Work required:
Word for word, copy each record that comes after this.

◆ ◆ ◆ ◆ ◆

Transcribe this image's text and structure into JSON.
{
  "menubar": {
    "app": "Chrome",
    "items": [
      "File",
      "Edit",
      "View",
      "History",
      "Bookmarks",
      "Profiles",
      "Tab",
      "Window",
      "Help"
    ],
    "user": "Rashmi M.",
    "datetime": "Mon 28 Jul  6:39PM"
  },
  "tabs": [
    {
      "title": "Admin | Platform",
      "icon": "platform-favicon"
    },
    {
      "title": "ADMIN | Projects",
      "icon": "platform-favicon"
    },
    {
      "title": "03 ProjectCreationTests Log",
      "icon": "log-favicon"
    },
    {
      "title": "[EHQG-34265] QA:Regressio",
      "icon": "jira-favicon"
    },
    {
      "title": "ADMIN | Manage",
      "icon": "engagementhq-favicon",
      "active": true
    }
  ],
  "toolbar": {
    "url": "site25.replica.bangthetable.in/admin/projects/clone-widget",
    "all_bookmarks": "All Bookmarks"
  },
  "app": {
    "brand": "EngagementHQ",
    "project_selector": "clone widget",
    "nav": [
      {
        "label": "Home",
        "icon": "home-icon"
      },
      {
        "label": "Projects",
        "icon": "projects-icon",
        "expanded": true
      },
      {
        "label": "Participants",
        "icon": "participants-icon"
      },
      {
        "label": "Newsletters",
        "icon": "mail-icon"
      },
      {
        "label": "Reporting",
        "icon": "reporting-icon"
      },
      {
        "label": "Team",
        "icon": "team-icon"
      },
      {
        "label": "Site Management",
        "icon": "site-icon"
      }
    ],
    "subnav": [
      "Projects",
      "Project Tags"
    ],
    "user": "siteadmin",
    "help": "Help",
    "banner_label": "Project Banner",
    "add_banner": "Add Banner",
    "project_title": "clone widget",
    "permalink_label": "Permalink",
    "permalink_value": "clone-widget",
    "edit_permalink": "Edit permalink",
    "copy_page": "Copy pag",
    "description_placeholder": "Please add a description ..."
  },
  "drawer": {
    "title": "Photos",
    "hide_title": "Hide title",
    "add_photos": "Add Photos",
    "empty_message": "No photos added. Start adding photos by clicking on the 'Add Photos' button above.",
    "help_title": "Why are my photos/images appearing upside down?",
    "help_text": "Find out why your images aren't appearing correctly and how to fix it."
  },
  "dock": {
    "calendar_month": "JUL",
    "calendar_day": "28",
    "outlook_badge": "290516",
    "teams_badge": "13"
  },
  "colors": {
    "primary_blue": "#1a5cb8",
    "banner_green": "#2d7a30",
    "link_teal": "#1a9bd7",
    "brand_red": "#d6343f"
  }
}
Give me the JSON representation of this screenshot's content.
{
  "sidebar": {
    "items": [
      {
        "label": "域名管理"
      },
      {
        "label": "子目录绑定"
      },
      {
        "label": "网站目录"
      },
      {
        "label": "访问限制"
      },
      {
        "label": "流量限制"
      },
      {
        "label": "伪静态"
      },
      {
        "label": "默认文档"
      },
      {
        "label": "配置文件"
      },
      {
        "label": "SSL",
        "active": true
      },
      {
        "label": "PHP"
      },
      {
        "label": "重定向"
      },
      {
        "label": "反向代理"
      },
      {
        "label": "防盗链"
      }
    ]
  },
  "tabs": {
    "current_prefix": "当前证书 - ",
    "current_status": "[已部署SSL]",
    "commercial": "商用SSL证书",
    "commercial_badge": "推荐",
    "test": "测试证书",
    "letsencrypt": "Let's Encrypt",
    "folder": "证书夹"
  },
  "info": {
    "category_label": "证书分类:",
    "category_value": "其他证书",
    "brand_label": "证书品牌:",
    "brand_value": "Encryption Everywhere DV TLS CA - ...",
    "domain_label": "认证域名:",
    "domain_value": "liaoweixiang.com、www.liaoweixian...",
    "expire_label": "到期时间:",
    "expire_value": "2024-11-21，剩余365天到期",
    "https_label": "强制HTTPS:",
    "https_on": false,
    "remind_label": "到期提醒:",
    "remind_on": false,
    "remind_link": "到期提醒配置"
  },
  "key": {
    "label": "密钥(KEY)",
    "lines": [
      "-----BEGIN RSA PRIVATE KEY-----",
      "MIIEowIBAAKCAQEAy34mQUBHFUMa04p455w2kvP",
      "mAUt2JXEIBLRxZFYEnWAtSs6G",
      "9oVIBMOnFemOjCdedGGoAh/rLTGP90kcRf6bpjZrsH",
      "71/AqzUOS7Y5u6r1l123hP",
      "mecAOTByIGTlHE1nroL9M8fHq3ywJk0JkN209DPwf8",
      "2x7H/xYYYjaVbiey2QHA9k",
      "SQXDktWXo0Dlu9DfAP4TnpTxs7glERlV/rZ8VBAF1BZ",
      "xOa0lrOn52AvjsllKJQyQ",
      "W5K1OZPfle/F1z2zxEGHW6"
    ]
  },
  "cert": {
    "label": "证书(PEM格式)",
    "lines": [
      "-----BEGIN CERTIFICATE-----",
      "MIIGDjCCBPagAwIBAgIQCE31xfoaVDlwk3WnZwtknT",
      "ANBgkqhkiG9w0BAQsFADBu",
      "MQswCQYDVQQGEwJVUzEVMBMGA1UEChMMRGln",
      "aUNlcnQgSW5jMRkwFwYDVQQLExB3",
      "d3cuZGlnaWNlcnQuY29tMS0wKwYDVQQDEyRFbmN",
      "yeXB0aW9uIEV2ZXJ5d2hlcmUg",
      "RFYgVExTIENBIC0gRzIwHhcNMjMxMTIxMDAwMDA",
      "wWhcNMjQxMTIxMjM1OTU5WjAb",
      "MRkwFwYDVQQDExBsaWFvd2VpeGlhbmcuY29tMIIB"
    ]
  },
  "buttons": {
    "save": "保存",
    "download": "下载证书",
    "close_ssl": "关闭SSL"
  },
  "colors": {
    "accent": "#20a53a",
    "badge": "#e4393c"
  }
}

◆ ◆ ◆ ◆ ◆

Answer for the task:
Transcribe this image's text and structure into JSON.
{
  "menubar": {
    "app": "Chrome",
    "items": [
      "File",
      "Edit",
      "View",
      "History",
      "Bookmarks",
      "Profiles",
      "Tab",
      "Window",
      "Help"
    ],
    "user": "Rashmi M.",
    "datetime": "Mon 28 Jul  6:39PM"
  },
  "tabs": [
    {
      "title": "Admin | Platform",
      "icon": "platform-favicon"
    },
    {
      "title": "ADMIN | Projects",
      "icon": "platform-favicon"
    },
    {
      "title": "03 ProjectCreationTests Log",
      "icon": "log-favicon"
    },
    {
      "title": "[EHQG-34265] QA:Regressio",
      "icon": "jira-favicon"
    },
    {
      "title": "ADMIN | Manage",
      "icon": "engagementhq-favicon",
      "active": true
    }
  ],
  "toolbar": {
    "url": "site25.replica.bangthetable.in/admin/projects/clone-widget",
    "all_bookmarks": "All Bookmarks"
  },
  "app": {
    "brand": "EngagementHQ",
    "project_selector": "clone widget",
    "nav": [
      {
        "label": "Home",
        "icon": "home-icon"
      },
      {
        "label": "Projects",
        "icon": "projects-icon",
        "expanded": true
      },
      {
        "label": "Participants",
        "icon": "participants-icon"
      },
      {
        "label": "Newsletters",
        "icon": "mail-icon"
      },
      {
        "label": "Reporting",
        "icon": "reporting-icon"
      },
      {
        "label": "Team",
        "icon": "team-icon"
      },
      {
        "label": "Site Management",
        "icon": "site-icon"
      }
    ],
    "subnav": [
      "Projects",
      "Project Tags"
    ],
    "user": "siteadmin",
    "help": "Help",
    "banner_label": "Project Banner",
    "add_banner": "Add Banner",
    "project_title": "clone widget",
    "permalink_label": "Permalink",
    "permalink_value": "clone-widget",
    "edit_permalink": "Edit permalink",
    "copy_page": "Copy pag",
    "description_placeholder": "Please add a description ..."
  },
  "drawer": {
    "title": "Photos",
    "hide_title": "Hide title",
    "add_photos": "Add Photos",
    "empty_message": "No photos added. Start adding photos by clicking on the 'Add Photos' button above.",
    "help_title": "Why are my photos/images appearing upside down?",
    "help_text": "Find out why your images aren't appearing correctly and how to fix it."
  },
  "dock": {
    "calendar_month": "JUL",
    "calendar_day": "28",
    "outlook_badge": "290516",
    "teams_badge": "13"
  },
  "colors": {
    "primary_blue": "#1a5cb8",
    "banner_green": "#2d7a30",
    "link_teal": "#1a9bd7",
    "brand_red": "#d6343f"
  }
}
Give me the JSON representation of this screenshot's content.
{
  "sidebar": {
    "items": [
      {
        "label": "域名管理"
      },
      {
        "label": "子目录绑定"
      },
      {
        "label": "网站目录"
      },
      {
        "label": "访问限制"
      },
      {
        "label": "流量限制"
      },
      {
        "label": "伪静态"
      },
      {
        "label": "默认文档"
      },
      {
        "label": "配置文件"
      },
      {
        "label": "SSL",
        "active": true
      },
      {
        "label": "PHP"
      },
      {
        "label": "重定向"
      },
      {
        "label": "反向代理"
      },
      {
        "label": "防盗链"
      }
    ]
  },
  "tabs": {
    "current_prefix": "当前证书 - ",
    "current_status": "[已部署SSL]",
    "commercial": "商用SSL证书",
    "commercial_badge": "推荐",
    "test": "测试证书",
    "letsencrypt": "Let's Encrypt",
    "folder": "证书夹"
  },
  "info": {
    "category_label": "证书分类:",
    "category_value": "其他证书",
    "brand_label": "证书品牌:",
    "brand_value": "Encryption Everywhere DV TLS CA - ...",
    "domain_label": "认证域名:",
    "domain_value": "liaoweixiang.com、www.liaoweixian...",
    "expire_label": "到期时间:",
    "expire_value": "2024-11-21，剩余365天到期",
    "https_label": "强制HTTPS:",
    "https_on": false,
    "remind_label": "到期提醒:",
    "remind_on": false,
    "remind_link": "到期提醒配置"
  },
  "key": {
    "label": "密钥(KEY)",
    "lines": [
      "-----BEGIN RSA PRIVATE KEY-----",
      "MIIEowIBAAKCAQEAy34mQUBHFUMa04p455w2kvP",
      "mAUt2JXEIBLRxZFYEnWAtSs6G",
      "9oVIBMOnFemOjCdedGGoAh/rLTGP90kcRf6bpjZrsH",
      "71/AqzUOS7Y5u6r1l123hP",
      "mecAOTByIGTlHE1nroL9M8fHq3ywJk0JkN209DPwf8",
      "2x7H/xYYYjaVbiey2QHA9k",
      "SQXDktWXo0Dlu9DfAP4TnpTxs7glERlV/rZ8VBAF1BZ",
      "xOa0lrOn52AvjsllKJQyQ",
      "W5K1OZPfle/F1z2zxEGHW6"
    ]
  },
  "cert": {
    "label": "证书(PEM格式)",
    "lines": [
      "-----BEGIN CERTIFICATE-----",
      "MIIGDjCCBPagAwIBAgIQCE31xfoaVDlwk3WnZwtknT",
      "ANBgkqhkiG9w0BAQsFADBu",
      "MQswCQYDVQQGEwJVUzEVMBMGA1UEChMMRGln",
      "aUNlcnQgSW5jMRkwFwYDVQQLExB3",
      "d3cuZGlnaWNlcnQuY29tMS0wKwYDVQQDEyRFbmN",
      "yeXB0aW9uIEV2ZXJ5d2hlcmUg",
      "RFYgVExTIENBIC0gRzIwHhcNMjMxMTIxMDAwMDA",
      "wWhcNMjQxMTIxMjM1OTU5WjAb",
      "MRkwFwYDVQQDExBsaWFvd2VpeGlhbmcuY29tMIIB"
    ]
  },
  "buttons": {
    "save": "保存",
    "download": "下载证书",
    "close_ssl": "关闭SSL"
  },
  "colors": {
    "accent": "#20a53a",
    "badge": "#e4393c"
  }
}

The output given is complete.